By the end of all of this I will have gotten to spend three years at a wonderful little seminary. I’ll have had a good chunk of the systematic courses taught by the ever organised and brilliant Dr. VanDrunen (including the most excellent Christian Life and Holy Spirit courses). I’ll have learned all about Aimee Semple McPherson and the quirks of American evangelicalism from the ever cheerful Dr. Godfrey, our excellent president. I’ll have learned about the seeds of Protestantism in the Ancient and Medieval church from the incomparable Dr. Clark. I’ll have been thoroughly mystified by modern philosophy only to discover that I actually did manage to learn quite a lot from Dr. Horton.

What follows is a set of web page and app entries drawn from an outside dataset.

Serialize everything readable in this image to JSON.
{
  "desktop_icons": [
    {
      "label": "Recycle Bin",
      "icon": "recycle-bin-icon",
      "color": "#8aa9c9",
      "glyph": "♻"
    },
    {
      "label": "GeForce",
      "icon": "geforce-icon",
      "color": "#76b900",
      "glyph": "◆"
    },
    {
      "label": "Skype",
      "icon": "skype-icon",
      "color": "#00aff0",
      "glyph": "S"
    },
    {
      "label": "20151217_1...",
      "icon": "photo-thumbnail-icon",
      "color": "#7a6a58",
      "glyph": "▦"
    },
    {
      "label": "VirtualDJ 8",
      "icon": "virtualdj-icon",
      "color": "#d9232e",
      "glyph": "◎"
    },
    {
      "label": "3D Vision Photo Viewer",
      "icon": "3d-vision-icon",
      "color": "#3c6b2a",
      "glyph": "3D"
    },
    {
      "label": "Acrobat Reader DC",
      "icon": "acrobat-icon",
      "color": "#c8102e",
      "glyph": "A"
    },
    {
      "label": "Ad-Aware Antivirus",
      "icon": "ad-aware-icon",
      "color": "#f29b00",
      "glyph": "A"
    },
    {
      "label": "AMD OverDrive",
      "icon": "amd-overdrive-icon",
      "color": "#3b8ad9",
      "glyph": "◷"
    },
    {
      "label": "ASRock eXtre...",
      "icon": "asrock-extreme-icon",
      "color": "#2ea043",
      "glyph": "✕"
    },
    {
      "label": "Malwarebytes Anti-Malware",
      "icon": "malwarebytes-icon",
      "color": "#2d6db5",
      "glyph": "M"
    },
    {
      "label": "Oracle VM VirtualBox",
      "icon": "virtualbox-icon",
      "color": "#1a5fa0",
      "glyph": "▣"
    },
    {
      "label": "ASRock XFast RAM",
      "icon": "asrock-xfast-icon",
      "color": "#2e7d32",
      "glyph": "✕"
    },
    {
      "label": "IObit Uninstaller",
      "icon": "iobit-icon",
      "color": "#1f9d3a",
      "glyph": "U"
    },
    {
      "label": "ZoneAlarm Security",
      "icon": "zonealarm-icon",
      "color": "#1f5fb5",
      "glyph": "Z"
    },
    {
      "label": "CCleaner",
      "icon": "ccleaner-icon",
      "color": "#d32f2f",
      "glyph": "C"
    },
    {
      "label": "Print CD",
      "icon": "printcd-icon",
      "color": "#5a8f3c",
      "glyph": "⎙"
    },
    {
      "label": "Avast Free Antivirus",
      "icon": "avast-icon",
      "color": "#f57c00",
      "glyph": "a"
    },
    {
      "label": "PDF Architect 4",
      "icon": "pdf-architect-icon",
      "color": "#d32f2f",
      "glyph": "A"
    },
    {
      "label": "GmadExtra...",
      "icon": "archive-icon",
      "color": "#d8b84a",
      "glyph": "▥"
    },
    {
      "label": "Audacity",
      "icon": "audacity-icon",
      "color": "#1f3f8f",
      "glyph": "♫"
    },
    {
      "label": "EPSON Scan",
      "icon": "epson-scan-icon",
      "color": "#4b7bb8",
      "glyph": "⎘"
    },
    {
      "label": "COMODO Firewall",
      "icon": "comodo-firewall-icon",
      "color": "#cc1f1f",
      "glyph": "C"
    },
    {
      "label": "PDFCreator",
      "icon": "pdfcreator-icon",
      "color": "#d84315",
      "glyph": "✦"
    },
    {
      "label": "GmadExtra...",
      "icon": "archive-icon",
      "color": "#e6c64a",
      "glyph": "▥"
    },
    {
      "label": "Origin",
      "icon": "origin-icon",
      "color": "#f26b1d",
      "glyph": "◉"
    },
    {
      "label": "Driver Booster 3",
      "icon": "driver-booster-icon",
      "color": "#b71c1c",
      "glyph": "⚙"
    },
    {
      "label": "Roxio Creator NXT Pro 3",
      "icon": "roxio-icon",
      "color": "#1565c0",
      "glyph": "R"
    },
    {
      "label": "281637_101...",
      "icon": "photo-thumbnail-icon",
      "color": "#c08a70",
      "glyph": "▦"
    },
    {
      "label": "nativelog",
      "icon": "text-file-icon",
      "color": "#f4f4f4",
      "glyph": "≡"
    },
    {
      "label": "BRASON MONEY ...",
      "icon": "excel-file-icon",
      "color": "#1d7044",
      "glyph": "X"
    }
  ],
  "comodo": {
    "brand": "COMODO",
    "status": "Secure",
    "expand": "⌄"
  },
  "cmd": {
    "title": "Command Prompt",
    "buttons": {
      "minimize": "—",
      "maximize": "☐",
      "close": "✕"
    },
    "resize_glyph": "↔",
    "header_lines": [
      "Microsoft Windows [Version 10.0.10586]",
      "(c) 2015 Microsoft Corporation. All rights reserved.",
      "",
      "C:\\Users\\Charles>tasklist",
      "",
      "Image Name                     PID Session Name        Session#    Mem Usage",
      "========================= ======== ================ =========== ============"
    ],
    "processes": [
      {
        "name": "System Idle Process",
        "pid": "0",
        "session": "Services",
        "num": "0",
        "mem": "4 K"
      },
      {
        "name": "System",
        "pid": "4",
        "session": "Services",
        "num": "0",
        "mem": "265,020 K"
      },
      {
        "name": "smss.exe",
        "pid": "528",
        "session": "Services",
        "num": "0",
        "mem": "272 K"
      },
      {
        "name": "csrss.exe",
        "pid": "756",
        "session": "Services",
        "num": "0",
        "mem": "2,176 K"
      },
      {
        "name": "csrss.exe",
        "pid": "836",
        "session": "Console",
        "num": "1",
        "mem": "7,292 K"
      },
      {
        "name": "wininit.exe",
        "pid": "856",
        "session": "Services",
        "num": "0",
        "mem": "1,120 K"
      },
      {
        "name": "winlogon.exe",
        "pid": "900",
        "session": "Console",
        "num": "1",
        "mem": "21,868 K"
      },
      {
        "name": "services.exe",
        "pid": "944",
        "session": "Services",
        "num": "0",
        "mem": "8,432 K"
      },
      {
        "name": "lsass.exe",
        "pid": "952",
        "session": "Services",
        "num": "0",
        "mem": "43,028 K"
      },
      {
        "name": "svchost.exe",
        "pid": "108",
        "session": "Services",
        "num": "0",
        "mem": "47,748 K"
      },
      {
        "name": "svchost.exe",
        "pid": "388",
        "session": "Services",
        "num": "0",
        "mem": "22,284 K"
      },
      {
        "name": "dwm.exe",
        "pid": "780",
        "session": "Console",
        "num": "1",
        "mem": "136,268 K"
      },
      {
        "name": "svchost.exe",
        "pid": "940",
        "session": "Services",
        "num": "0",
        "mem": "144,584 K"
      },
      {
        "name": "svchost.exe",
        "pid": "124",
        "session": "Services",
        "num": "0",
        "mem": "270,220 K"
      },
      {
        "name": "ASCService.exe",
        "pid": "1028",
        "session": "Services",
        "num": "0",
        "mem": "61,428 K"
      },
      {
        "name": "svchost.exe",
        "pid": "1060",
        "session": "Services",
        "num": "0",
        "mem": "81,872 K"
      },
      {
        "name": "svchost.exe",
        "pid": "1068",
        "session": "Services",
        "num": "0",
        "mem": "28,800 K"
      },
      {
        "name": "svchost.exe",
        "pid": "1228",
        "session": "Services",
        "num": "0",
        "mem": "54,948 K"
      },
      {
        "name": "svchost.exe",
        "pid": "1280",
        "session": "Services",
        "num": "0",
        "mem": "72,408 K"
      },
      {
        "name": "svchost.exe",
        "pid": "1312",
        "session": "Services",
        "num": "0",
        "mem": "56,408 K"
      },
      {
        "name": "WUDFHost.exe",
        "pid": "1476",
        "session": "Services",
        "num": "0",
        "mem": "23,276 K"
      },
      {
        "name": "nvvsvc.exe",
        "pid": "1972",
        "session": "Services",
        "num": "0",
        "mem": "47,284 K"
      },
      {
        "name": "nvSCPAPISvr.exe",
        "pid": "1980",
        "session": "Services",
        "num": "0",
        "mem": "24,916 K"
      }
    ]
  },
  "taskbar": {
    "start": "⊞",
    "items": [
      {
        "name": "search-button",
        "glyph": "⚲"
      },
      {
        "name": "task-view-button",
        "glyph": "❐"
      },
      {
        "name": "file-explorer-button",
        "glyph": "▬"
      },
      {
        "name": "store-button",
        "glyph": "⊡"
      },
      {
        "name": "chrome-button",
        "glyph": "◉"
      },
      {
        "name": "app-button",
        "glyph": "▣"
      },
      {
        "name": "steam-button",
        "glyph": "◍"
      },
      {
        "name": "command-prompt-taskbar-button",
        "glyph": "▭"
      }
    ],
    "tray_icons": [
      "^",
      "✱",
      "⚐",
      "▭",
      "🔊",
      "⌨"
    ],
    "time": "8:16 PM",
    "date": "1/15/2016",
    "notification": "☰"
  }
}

Dr. Baugh and Professor Kim will have managed to impart in me an appreciation for Greek (even though the grammar and morphology are weird compared to Latin), and Dr. Estelle and Professor Van Ee will have given me a lasting love of Hebrew and Aramaic.
And all of this can be used well beyond any professional uses for an M.A. My husband and I have every intention that our children end up like their mother – largely useless at modern languages but able to know what’s going on with the dead ones. (Though I do have ambitions that they’ll end up a bit more like their father — good with the live and the dead ones!) Dr. VanDrunen’s Christian Life class is priceless for its teachings not only in how to think about ethics, but in how to appreciate nuances in ethics — and that’s not even including the ever-excellent bits on two kingdoms that he included. Dr. Clark’s Medieval & Reformation Church class will always be one of our favourite classes — both for what was learned about the medieval church and for what was learned about the modern church.
Who in their right of mind would call all of that a waste?
Just a note to say that I added my Sacraments paper to my Papers page – “Falsely Called Anabaptists”: The Particular Baptist Doctrine of Baptism
It’s no great secret that I am not overly fond of the location of our dearly beloved seminary. Westminster has the misfortune to be located in Escondido, which, for this NorCalian, is an unfortunate city — too many people who make entirely too many dreadful drivers, the weather is straight out of Jude 12 and 2 Peter 2:17, and there is a distinct lack of open spaces. (There is a reason I was determined to never, ever go to grad school in SoCal – Providence said otherwise, though.)
I should note – Westminster is actually an excellent example of the quality of a school overcoming its location.
Lord willing, though, I’m in Escondido for only a relatively short time. It’s not in any way, shape, or form home for me even though I spend at least 9 months out of every 12 there.
In other words, it’s quite the temporary situation, and that reminded me that the Church, too, is in a temporary situation. Christians are pilgrims in this world. Like the exiles from Judah in Babylon, we live, we marry, we have children, and so on and so forth. We live our lives quietly, working for the best of our society so that we may live peacefully. But, in the end, we are still sojourners and exiles, and that’s good to remember.